Volume 5, Issue 4 (April 2008)
Effect of Age and Experience on Lower Leg Fractures in Alpine Sports

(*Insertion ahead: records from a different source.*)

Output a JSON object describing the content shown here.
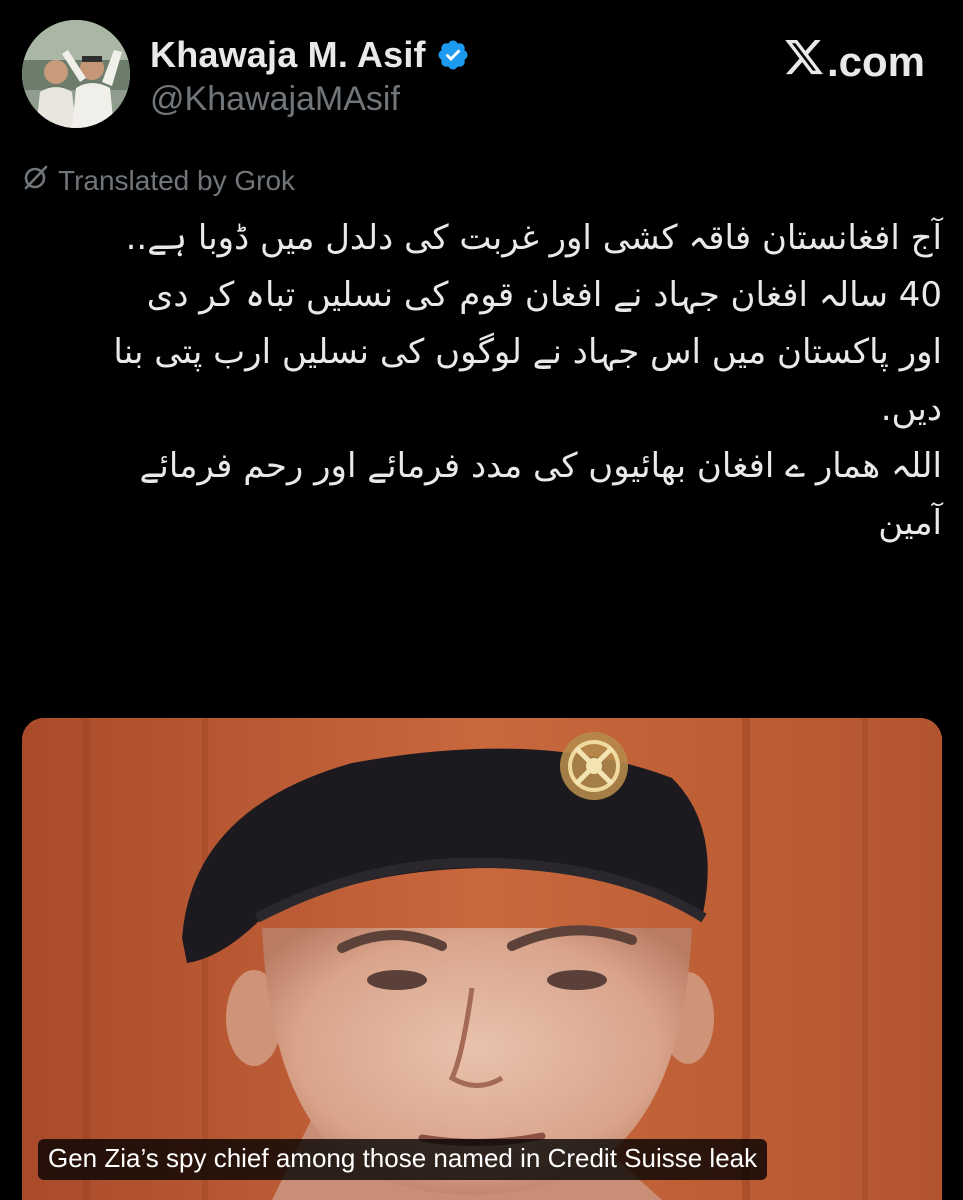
{
  "author": {
    "display_name": "Khawaja M. Asif",
    "handle": "@KhawajaMAsif",
    "verified": true,
    "verified_color": "#1d9bf0",
    "avatar_icon": "profile-photo-icon"
  },
  "brand": {
    "label": ".com",
    "logo_icon": "x-logo-icon"
  },
  "translation": {
    "label": "Translated by Grok",
    "icon": "grok-icon"
  },
  "tweet": {
    "lines": [
      "آج افغانستان فاقہ کشی اور غربت کی دلدل میں ڈوبا ہے..",
      "40 سالہ افغان جہاد نے افغان قوم کی نسلیں تباہ کر دی",
      "اور پاکستان میں اس جہاد نے لوگوں کی نسلیں ارب پتی بنا",
      "دیں.",
      "اللہ همار ے افغان بھائیوں کی مدد فرمائے اور رحم فرمائے",
      "آمین"
    ]
  },
  "media": {
    "caption": "Gen Zia’s spy chief among those named in Credit Suisse leak",
    "background_color": "#b65a33"
  },
  "colors": {
    "background": "#000000",
    "text_primary": "#e7e9ea",
    "text_secondary": "#71767b"
  }
}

The purpose of this study was to test the hypothesis that age and experience level significantly affect injury rates, and lower leg fracture injury rates in particular, in a sufficiently large Alpine sports population. An epidemiology study of skiing, snowboarding, and skiboarding injuries at three large ski resorts covered by the Médecins de Montagne epidemiology network in France was conducted for data collected during the 1998–2004 seasons. Medical injury diagnosis data at the mountain clinic were compiled along with demographic information about the injured skier and their equipment. The population at risk for each sport was determined by collecting control data in parking lot surveys and at the base of lifts using previously published methodologies. There was no significant change in overall injury rates over the seven years for any of the Alpine sports studied. Lower leg fractures and shoulder injuries dominate skiboard injuries, wrist fractures and shoulder injuries dominate snowboard injuries, and knee injuries continue to dominate skiing injuries. The overall rate of lower leg fractures in skiboarding was three to four times higher than in skiing. However, skiers less than 16 years old had approximately the same rate of lower leg fractures as skiboarders of similar age. Overall, beginners had a significantly higher injury rate for all major injury groups. Lower leg fractures occurred in beginner skiers at approximately the same rate as beginner skiboarders. Knee sprains occur much less frequently in skiboarders than skiers. These results demonstrate that while overall injury rates for a specific injury may be significantly different among Alpine sports, controlling for age and ability has a significant impact and must be accounted for when comparing injury rates.